J. Peiro1, M. Miyabe1, S. Duru1, J. Hawes2, C. Lin2, M. Oria1  1Cincinnati Children’s Hospital Medical Center, Pediatric Surgery, Cincinnati, OH, USA 2University Of Cincinnati, Orthopaedic Surgery, Cincinnati, OH, USA

Introduction: The objective of this study was to compare the surgical functionality for duraplasty between our new designed PLA/PCL “smart patch” and another one, as the cryopreserved human umbilical-cord (HUC) matrix, in the fetoscopic myelomeningocele repair by using a fetoscopic surgical simulator.

Methods: A fetoscopic box trainer with inanimate silicone fetus doll, previously used in our laboratory for surgical simulation for training our learning curve and compare 2D and 3D scopes (Patel, 2020), was used to compare the performance of PLA/PCL vs HUC patch during prenatal myelomeningocele repair. The silicon doll was wrapped with chicken skin to simulate a lumbar defect. Participants with varying surgical experience were divided in three groups considering their laparoscopic knowledge (novice, intermediate and expert) and were asked to complete four tasks: patch introduction thru-trocar, manipulation placement of the patch subcutaneously, and skin closure. All completed the four tasks using both patches randomized in different days. Time to completion was measured, and the participants subsequently completed the NASA Load Index test and questionnaires evaluating their experiences. 
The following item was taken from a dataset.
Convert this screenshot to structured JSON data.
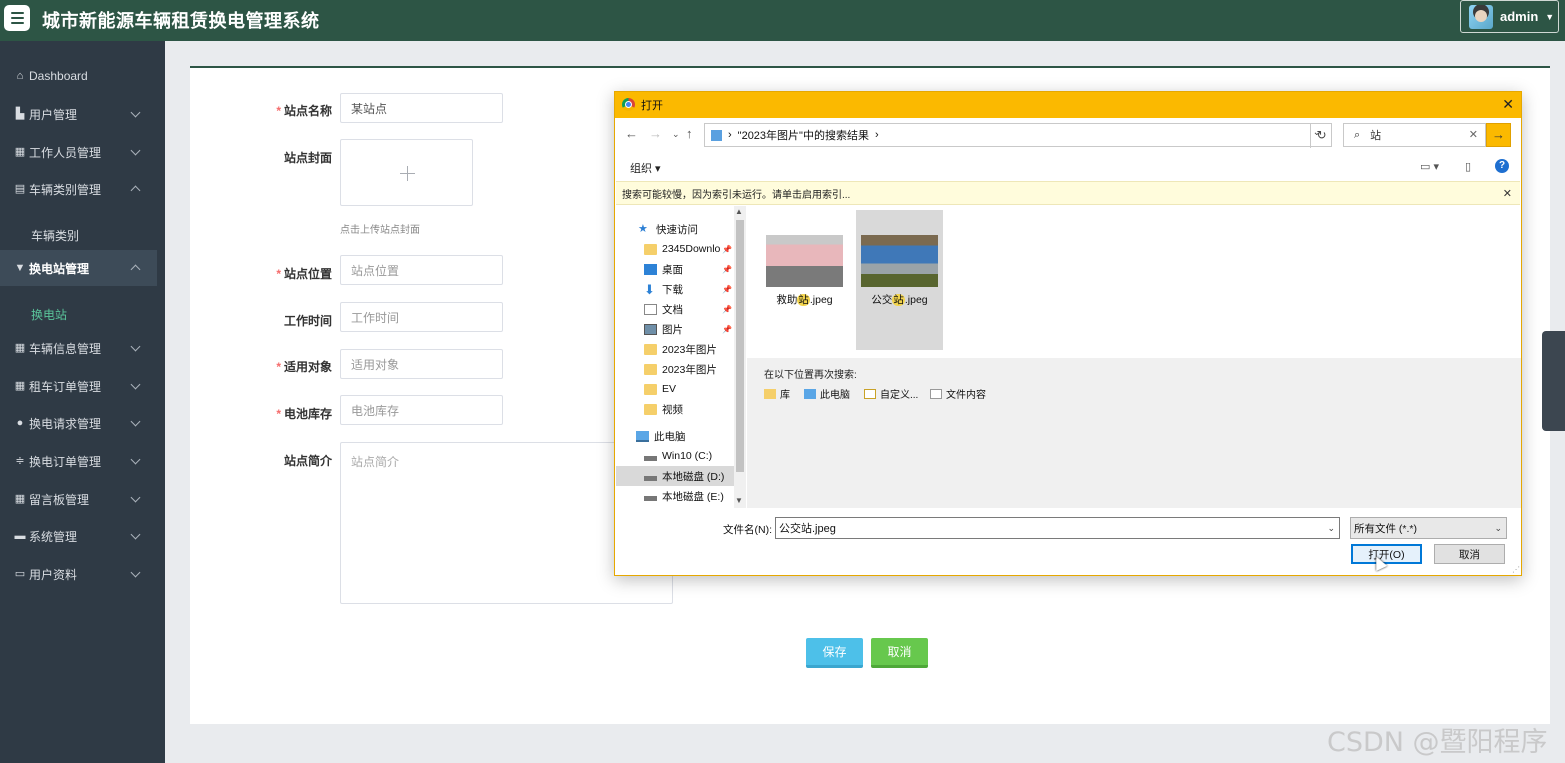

Results: Twenty participants completed the tasks twice. Eight were classified as novice (40%), 4 as intermediate (20%) and 8 as experts (40%). The “patch introduction” task was faster with PLA/PCL patch in all groups but with statistical significance in the “novice” group with 16.88 seconds for PLA/PCL vs 39.50 seconds for the amniotic membrane (p=0.010) and the ‘experts” group with 11.4 seconds for the PLA/PCL vs 23.9 seconds for the amniotic membrane group (p=0.019). For the other three tasks there was no statistically significant differences. 19/20 participants (95%) referred subjective preference for the PLA/PCL patch.

Conclusion: Smart PLA/PCL patch with its preformed coiled tube shape and self-expandable property by body-temperature activation facilitates its introduction thru the trocar compared to the HUC patch. The similar functionality in the other tasks shows that the smart PLA/PCL patch is a great candidate as dural substitute in fetoscopic myelomeningocele repair.